### PROBLEM DETAILS
Among the entries below, copy every line that carries the word "command".

### DATA SECTION
╔══
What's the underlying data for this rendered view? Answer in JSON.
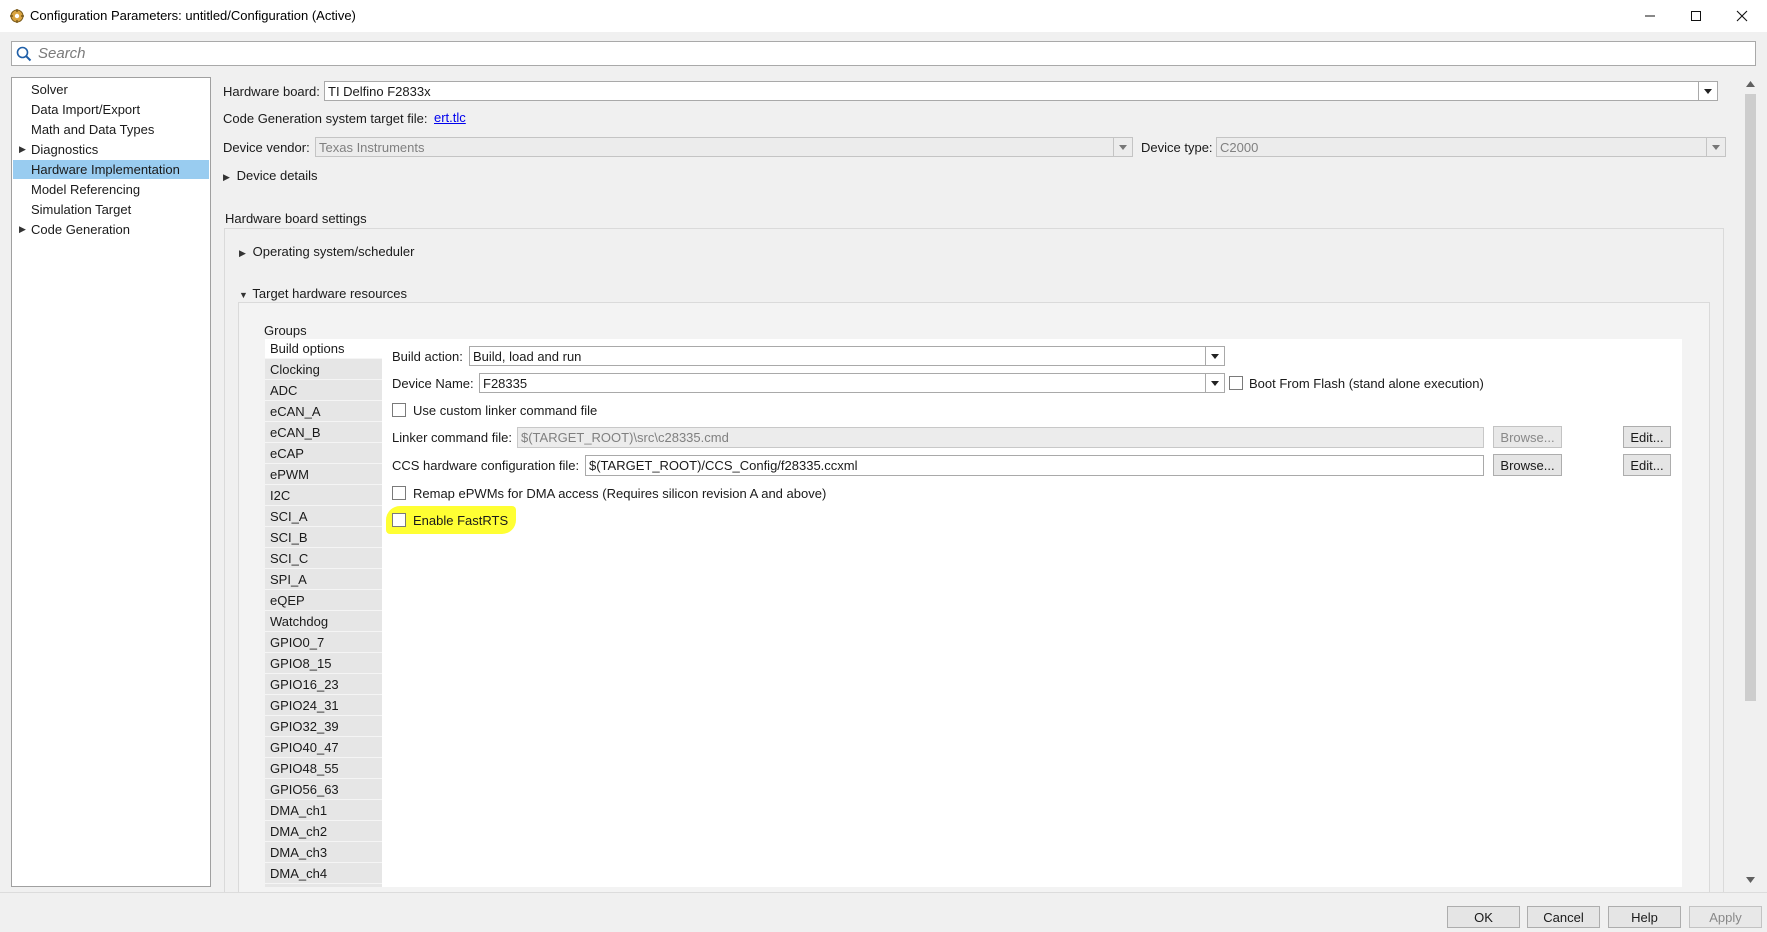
{
  "window": {
    "title": "Configuration Parameters: untitled/Configuration (Active)"
  },
  "search": {
    "placeholder": "Search"
  },
  "tree": {
    "items": [
      {
        "label": "Solver",
        "expandable": false,
        "selected": false
      },
      {
        "label": "Data Import/Export",
        "expandable": false,
        "selected": false
      },
      {
        "label": "Math and Data Types",
        "expandable": false,
        "selected": false
      },
      {
        "label": "Diagnostics",
        "expandable": true,
        "selected": false
      },
      {
        "label": "Hardware Implementation",
        "expandable": false,
        "selected": true
      },
      {
        "label": "Model Referencing",
        "expandable": false,
        "selected": false
      },
      {
        "label": "Simulation Target",
        "expandable": false,
        "selected": false
      },
      {
        "label": "Code Generation",
        "expandable": true,
        "selected": false
      }
    ]
  },
  "hardware": {
    "board_label": "Hardware board:",
    "board_value": "TI Delfino F2833x",
    "codegen_label": "Code Generation system target file:",
    "codegen_link": "ert.tlc",
    "vendor_label": "Device vendor:",
    "vendor_value": "Texas Instruments",
    "type_label": "Device type:",
    "type_value": "C2000",
    "device_details": "Device details",
    "board_settings": "Hardware board settings",
    "os_scheduler": "Operating system/scheduler",
    "target_resources": "Target hardware resources"
  },
  "groups": {
    "title": "Groups",
    "items": [
      "Build options",
      "Clocking",
      "ADC",
      "eCAN_A",
      "eCAN_B",
      "eCAP",
      "ePWM",
      "I2C",
      "SCI_A",
      "SCI_B",
      "SCI_C",
      "SPI_A",
      "eQEP",
      "Watchdog",
      "GPIO0_7",
      "GPIO8_15",
      "GPIO16_23",
      "GPIO24_31",
      "GPIO32_39",
      "GPIO40_47",
      "GPIO48_55",
      "GPIO56_63",
      "DMA_ch1",
      "DMA_ch2",
      "DMA_ch3",
      "DMA_ch4"
    ],
    "selected": "Build options"
  },
  "build": {
    "action_label": "Build action:",
    "action_value": "Build, load and run",
    "device_name_label": "Device Name:",
    "device_name_value": "F28335",
    "boot_flash_label": "Boot From Flash (stand alone execution)",
    "custom_linker_label": "Use custom linker command file",
    "linker_file_label": "Linker command file:",
    "linker_file_value": "$(TARGET_ROOT)\\src\\c28335.cmd",
    "ccs_config_label": "CCS hardware configuration file:",
    "ccs_config_value": "$(TARGET_ROOT)/CCS_Config/f28335.ccxml",
    "browse_label": "Browse...",
    "edit_label": "Edit...",
    "remap_label": "Remap ePWMs for DMA access (Requires silicon revision A and above)",
    "fastrts_label": "Enable FastRTS",
    "highlight_color": "#ffff33"
  },
  "footer": {
    "ok": "OK",
    "cancel": "Cancel",
    "help": "Help",
    "apply": "Apply"
  },
  "colors": {
    "selection": "#99ccf0",
    "link": "#0000ee"
  },
  "icons": [
    "app-icon",
    "minimize-icon",
    "maximize-icon",
    "close-icon",
    "search-icon",
    "chevron-down-icon",
    "expand-arrow-icon"
  ]
}
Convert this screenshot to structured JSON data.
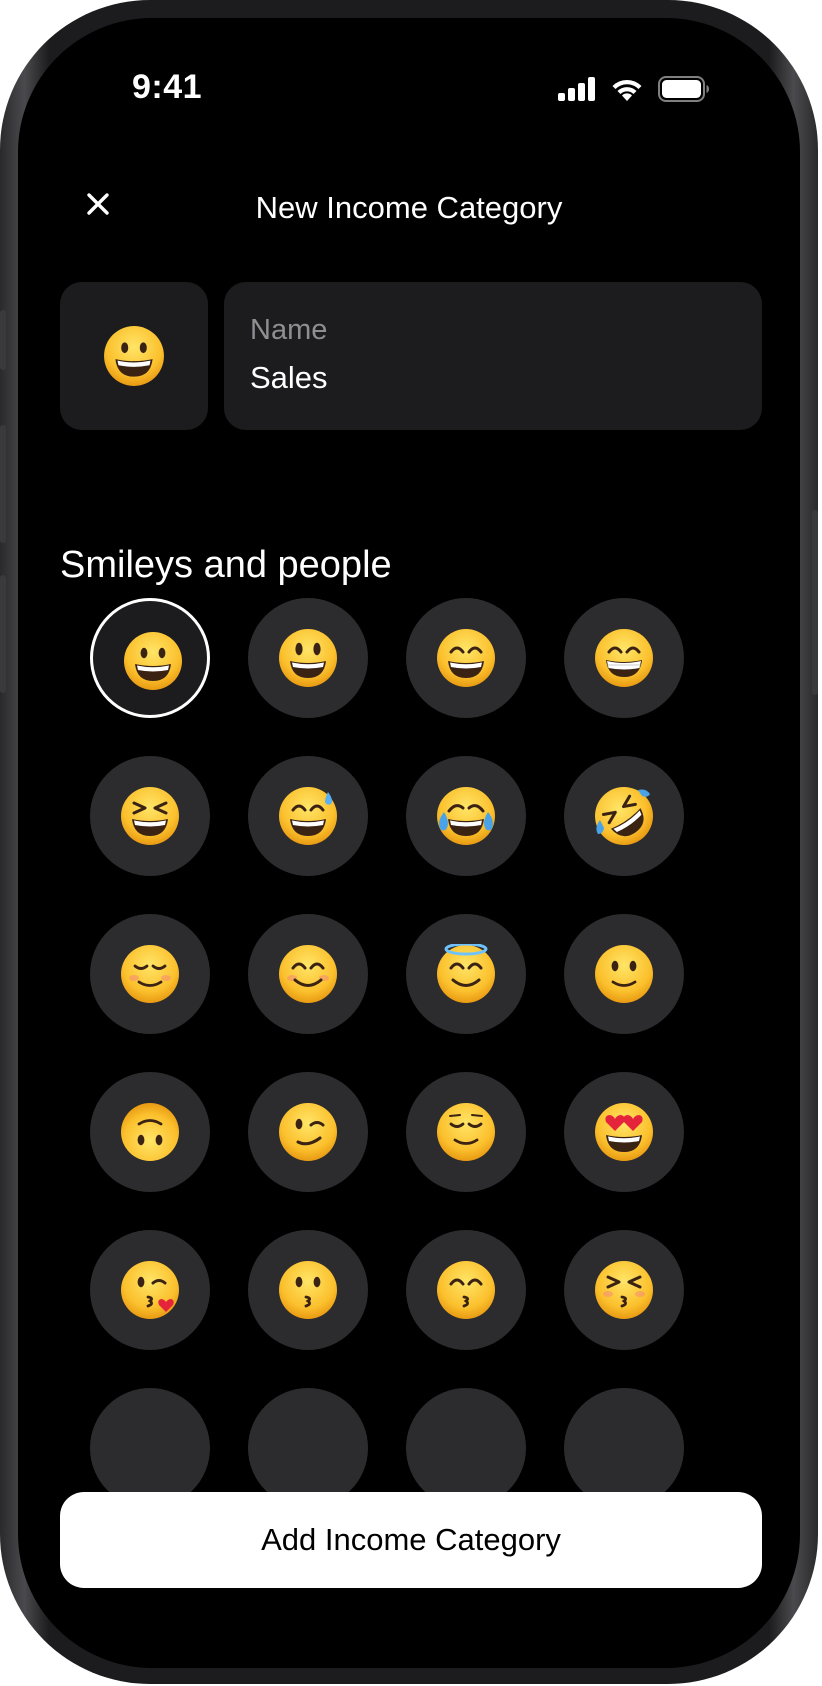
{
  "status_bar": {
    "time": "9:41",
    "icons": [
      "cellular-signal-icon",
      "wifi-icon",
      "battery-icon"
    ]
  },
  "header": {
    "title": "New Income Category",
    "close_icon": "close-icon"
  },
  "form": {
    "selected_icon": "grinning-face",
    "name_label": "Name",
    "name_value": "Sales"
  },
  "section": {
    "title": "Smileys and people"
  },
  "emojis": [
    {
      "name": "grinning-face",
      "selected": true
    },
    {
      "name": "grinning-face-big-eyes",
      "selected": false
    },
    {
      "name": "grinning-face-smiling-eyes",
      "selected": false
    },
    {
      "name": "beaming-face",
      "selected": false
    },
    {
      "name": "grinning-squinting-face",
      "selected": false
    },
    {
      "name": "grinning-face-sweat",
      "selected": false
    },
    {
      "name": "face-tears-of-joy",
      "selected": false
    },
    {
      "name": "rolling-on-floor-laughing",
      "selected": false
    },
    {
      "name": "smiling-face",
      "selected": false
    },
    {
      "name": "smiling-face-smiling-eyes",
      "selected": false
    },
    {
      "name": "smiling-face-halo",
      "selected": false
    },
    {
      "name": "slightly-smiling-face",
      "selected": false
    },
    {
      "name": "upside-down-face",
      "selected": false
    },
    {
      "name": "winking-face",
      "selected": false
    },
    {
      "name": "relieved-face",
      "selected": false
    },
    {
      "name": "smiling-face-heart-eyes",
      "selected": false
    },
    {
      "name": "face-blowing-kiss",
      "selected": false
    },
    {
      "name": "kissing-face",
      "selected": false
    },
    {
      "name": "kissing-face-smiling-eyes",
      "selected": false
    },
    {
      "name": "kissing-face-closed-eyes",
      "selected": false
    }
  ],
  "actions": {
    "add_label": "Add Income Category"
  },
  "colors": {
    "background": "#000000",
    "surface": "#1c1c1e",
    "cell": "#2c2c2e",
    "emoji_yellow": "#fbc02d",
    "primary_button": "#ffffff"
  }
}
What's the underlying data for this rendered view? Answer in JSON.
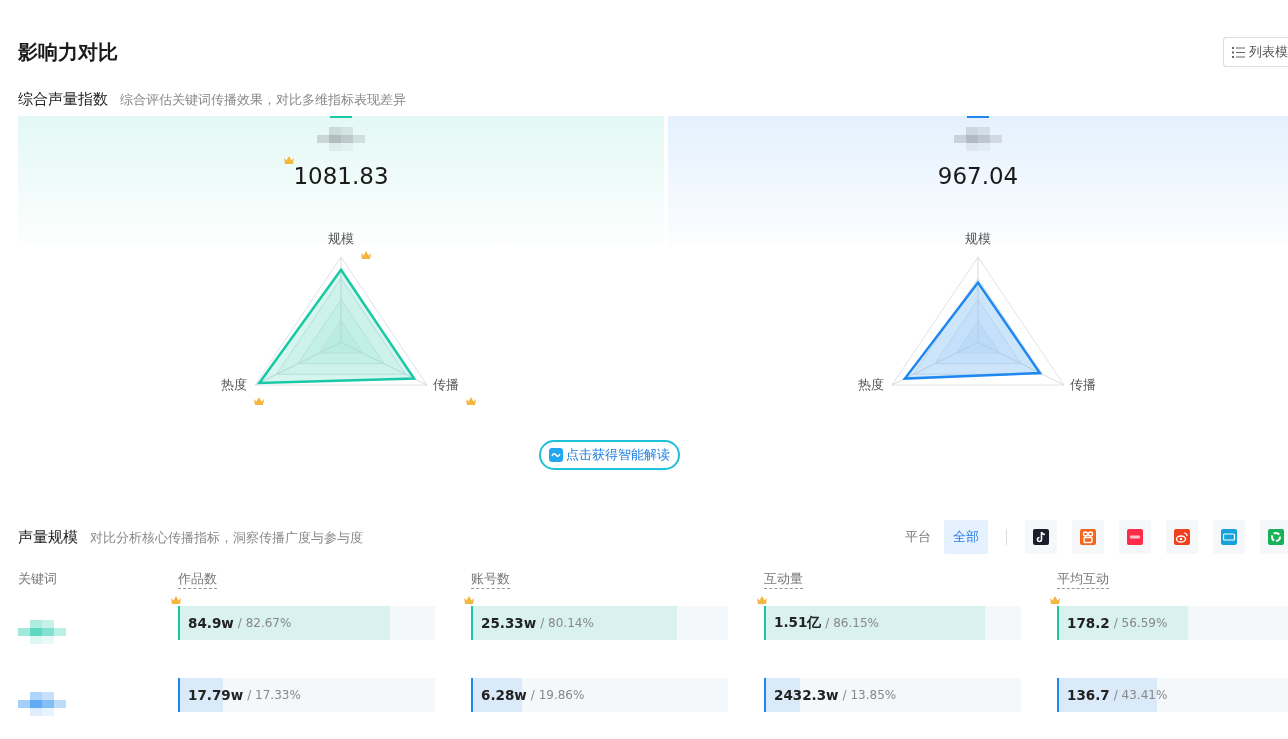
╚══
### SOLUTION TO THE EXERCISE
    "custom_linker_label": "Use custom linker command file",
    "linker_file_label": "Linker command file:",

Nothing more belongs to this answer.